Connected by a wall to the Alcazaba are the famous Torres Bermejas, three magnificent buildings whose origin can be traced back to the period of the Taifas kingdom (11th century).
Another curious enclave in the Alhambra’s surroundings is the extensive and ancient estate of the Carmen de los Catalanes. Next to the Manuel de Falla Auditorium is also the Carmen de los Mártires, a magnificent 19th century recreational estate with fountain gardens and even a lake.
When visiting the Generalife Palace, at whose feet there is a beautiful garden, one can perceive a less solemn atmosphere than that of the palaces of the neighbouring Alhambra. You enter the recreational estate through a spectacular Patio del Descabalgamiento, which indicates the existence of benches and terraces in this rugged terrain. A marble and tiled front gives access to the Patio de la Acequia, which was originally closed on all four sides.
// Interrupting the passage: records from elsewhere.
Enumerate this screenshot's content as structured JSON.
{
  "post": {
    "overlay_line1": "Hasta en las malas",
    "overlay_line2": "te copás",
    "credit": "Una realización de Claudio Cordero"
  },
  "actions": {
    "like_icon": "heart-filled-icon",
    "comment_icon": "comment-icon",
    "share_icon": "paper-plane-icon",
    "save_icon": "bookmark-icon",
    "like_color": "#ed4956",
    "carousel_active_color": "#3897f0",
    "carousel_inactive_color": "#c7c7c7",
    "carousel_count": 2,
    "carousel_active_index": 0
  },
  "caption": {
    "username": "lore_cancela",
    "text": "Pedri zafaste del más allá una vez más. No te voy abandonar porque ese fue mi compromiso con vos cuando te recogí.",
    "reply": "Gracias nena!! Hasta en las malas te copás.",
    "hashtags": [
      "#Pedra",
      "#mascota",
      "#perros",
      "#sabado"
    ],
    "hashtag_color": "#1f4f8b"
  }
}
It is organised around a large canal with slender spouts; it leads to the different pavilions and rooms, among which the Sala Regia stands out.
Generalife gardens. | Shutterstock